A whistleblower said he was in the room when Coca-Cola paid the National Association for the Advancement of Colored People millions of dollars to accuse parents of racism if they did not agree with soda being included in food stamp funding, among other claims.
Calley Means, author and co-founder of True Medicine, revealed on “Tucker Carlson Tonight” and a Twitter thread that he formerly consulted for the soda giant Coca-Cola, during which he witnessed the company “give millions to the NAACP and the Hispanic Federation — both directly and through front groups.”
“Being inside of the room there are three parts of the playbook to rig the system,” Means told Tucker Carlson.
“It’s transactional, they say the quiet part out loud; Coke will give — in this case the NAACP — millions of dollars for the NAACP to call opponents — in this case parents who are concerned about their kids ingesting 100 times more sugar than they did 100 years ago — to call them racist and shut down debate,” Means explained.
Calling the practice “evil,” Means said it was his job to battle sugar taxes and defend the product’s inclusion in food stamps.
“Early in my career, I consulted for Coke to ensure sugar taxes failed and soda was included in food stamp funding,” Means stated.
Means also supplied a screenshot from a 2013 report that alleges Coke gave millions to other companies in exchange for influence.
The report states that “the national NAACP [received] at least $2.1 million from the soda giant since 1986,” including $100,000 that same year. It also says that Coca-Cola gave the American Academy of Family Physicians a $600,000 grant in 2009 for a new website. The report claims that the AAFP uses industry-friendly language and a soft approach on discouraging sugary drinks.
In addition, the report says that the American Academy of Pediatric Dentistry hedged its position on the extent to which soda causes cavities after receiving a $1 million grant from from Coca-Cola.
— Calley Means (@Calley Means)
Means explained to Carlson that paying for slanted studies is “as easy and transactional as going into McDonald’s and buying a Big Mac.”
Listing the third way companies like Coca-Cola “rig the system,” Means mentioned that “Coke and processed-food companies spend 11 times more on nutrition research than the NIH,” adding that the companies are “expecting something in return.”

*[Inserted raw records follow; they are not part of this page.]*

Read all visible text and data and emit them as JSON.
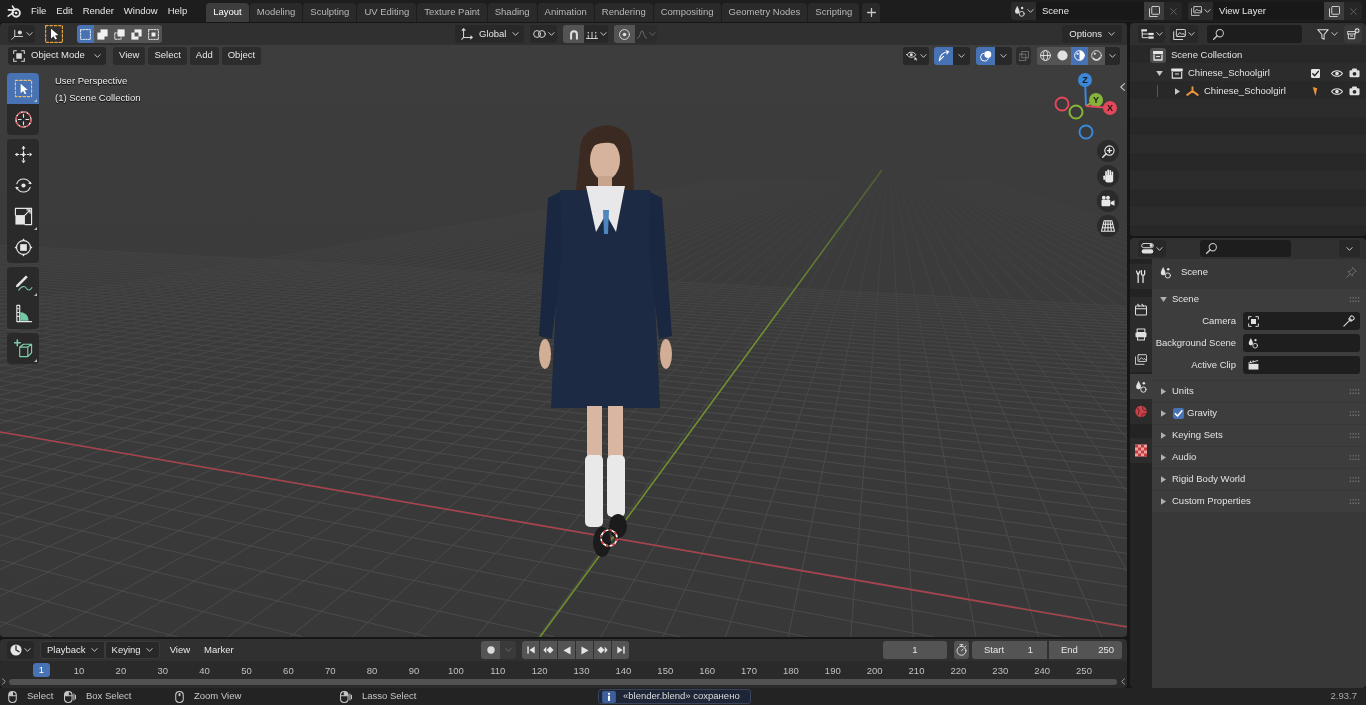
{
  "top_bar": {
    "menus": [
      "File",
      "Edit",
      "Render",
      "Window",
      "Help"
    ],
    "workspaces": [
      {
        "label": "Layout",
        "selected": true
      },
      {
        "label": "Modeling",
        "selected": false
      },
      {
        "label": "Sculpting",
        "selected": false
      },
      {
        "label": "UV Editing",
        "selected": false
      },
      {
        "label": "Texture Paint",
        "selected": false
      },
      {
        "label": "Shading",
        "selected": false
      },
      {
        "label": "Animation",
        "selected": false
      },
      {
        "label": "Rendering",
        "selected": false
      },
      {
        "label": "Compositing",
        "selected": false
      },
      {
        "label": "Geometry Nodes",
        "selected": false
      },
      {
        "label": "Scripting",
        "selected": false
      }
    ],
    "scene": "Scene",
    "view_layer": "View Layer"
  },
  "tool_settings": {
    "select_modes": [
      {
        "selected": true
      },
      {
        "selected": false
      },
      {
        "selected": false
      },
      {
        "selected": false
      },
      {
        "selected": false
      }
    ],
    "orientation": "Global",
    "snap": {
      "on": false
    },
    "proportional_edit": {
      "on": false
    },
    "options": "Options"
  },
  "viewport_header": {
    "mode": "Object Mode",
    "menus": [
      "View",
      "Select",
      "Add",
      "Object"
    ],
    "gizmos": {
      "on": true
    },
    "overlays": {
      "on": true
    },
    "xray": {
      "on": false
    },
    "shading": [
      {
        "selected": false
      },
      {
        "selected": false
      },
      {
        "selected": true
      },
      {
        "selected": false
      }
    ]
  },
  "viewport": {
    "info": [
      "User Perspective",
      "(1) Scene Collection"
    ],
    "toolbar": {
      "groups": [
        {
          "tools": [
            {
              "selected": true
            },
            {
              "selected": false
            }
          ]
        },
        {
          "tools": [
            {
              "selected": false
            },
            {
              "selected": false
            },
            {
              "selected": false
            },
            {
              "selected": false
            }
          ]
        },
        {
          "tools": [
            {
              "selected": false
            },
            {
              "selected": false
            }
          ]
        },
        {
          "tools": [
            {
              "selected": false
            }
          ]
        }
      ]
    },
    "gizmo_axes": [
      "X",
      "Y",
      "Z"
    ]
  },
  "outliner": {
    "tree": [
      {
        "label": "Scene Collection",
        "kind": "scene_collection",
        "children": [
          {
            "label": "Chinese_Schoolgirl",
            "kind": "collection",
            "expanded": true,
            "checked": true,
            "visible": true,
            "renderable": true,
            "children": [
              {
                "label": "Chinese_Schoolgirl",
                "kind": "armature",
                "expanded": false,
                "visible": true,
                "renderable": true
              }
            ]
          }
        ]
      }
    ]
  },
  "properties": {
    "tabs": [
      {
        "selected": false
      },
      {
        "selected": false
      },
      {
        "selected": false
      },
      {
        "selected": false
      },
      {
        "selected": true
      },
      {
        "selected": false
      },
      {
        "selected": false
      }
    ],
    "context": "Scene",
    "panels": [
      {
        "kind": "plain",
        "title": "Scene",
        "expanded": true,
        "fields": [
          {
            "label": "Camera"
          },
          {
            "label": "Background Scene"
          },
          {
            "label": "Active Clip"
          }
        ]
      },
      {
        "kind": "plain",
        "title": "Units",
        "expanded": false
      },
      {
        "kind": "checkbox",
        "title": "Gravity",
        "expanded": false,
        "checked": true
      },
      {
        "kind": "plain",
        "title": "Keying Sets",
        "expanded": false
      },
      {
        "kind": "plain",
        "title": "Audio",
        "expanded": false
      },
      {
        "kind": "plain",
        "title": "Rigid Body World",
        "expanded": false
      },
      {
        "kind": "plain",
        "title": "Custom Properties",
        "expanded": false
      }
    ]
  },
  "timeline": {
    "menus": [
      {
        "label": "Playback",
        "kind": "dropdown"
      },
      {
        "label": "Keying",
        "kind": "dropdown"
      },
      {
        "label": "View",
        "kind": "menu"
      },
      {
        "label": "Marker",
        "kind": "menu"
      }
    ],
    "auto_keying": {
      "on": false
    },
    "current_frame": "1",
    "preview_range": {
      "on": false
    },
    "start": {
      "label": "Start",
      "value": "1"
    },
    "end": {
      "label": "End",
      "value": "250"
    },
    "ruler": {
      "marker": "1",
      "labels": [
        "10",
        "20",
        "30",
        "40",
        "50",
        "60",
        "70",
        "80",
        "90",
        "100",
        "110",
        "120",
        "130",
        "140",
        "150",
        "160",
        "170",
        "180",
        "190",
        "200",
        "210",
        "220",
        "230",
        "240",
        "250"
      ]
    }
  },
  "status_bar": {
    "hints": [
      "Select",
      "Box Select",
      "Zoom View",
      "Lasso Select"
    ],
    "report": "«blender.blend» сохранено",
    "version": "2.93.7"
  }
}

Means also operates a blog where he typically writes about corporate influence in medicine as well as pharmaceuticals.
— The Post Millennial (@The Post Millennial)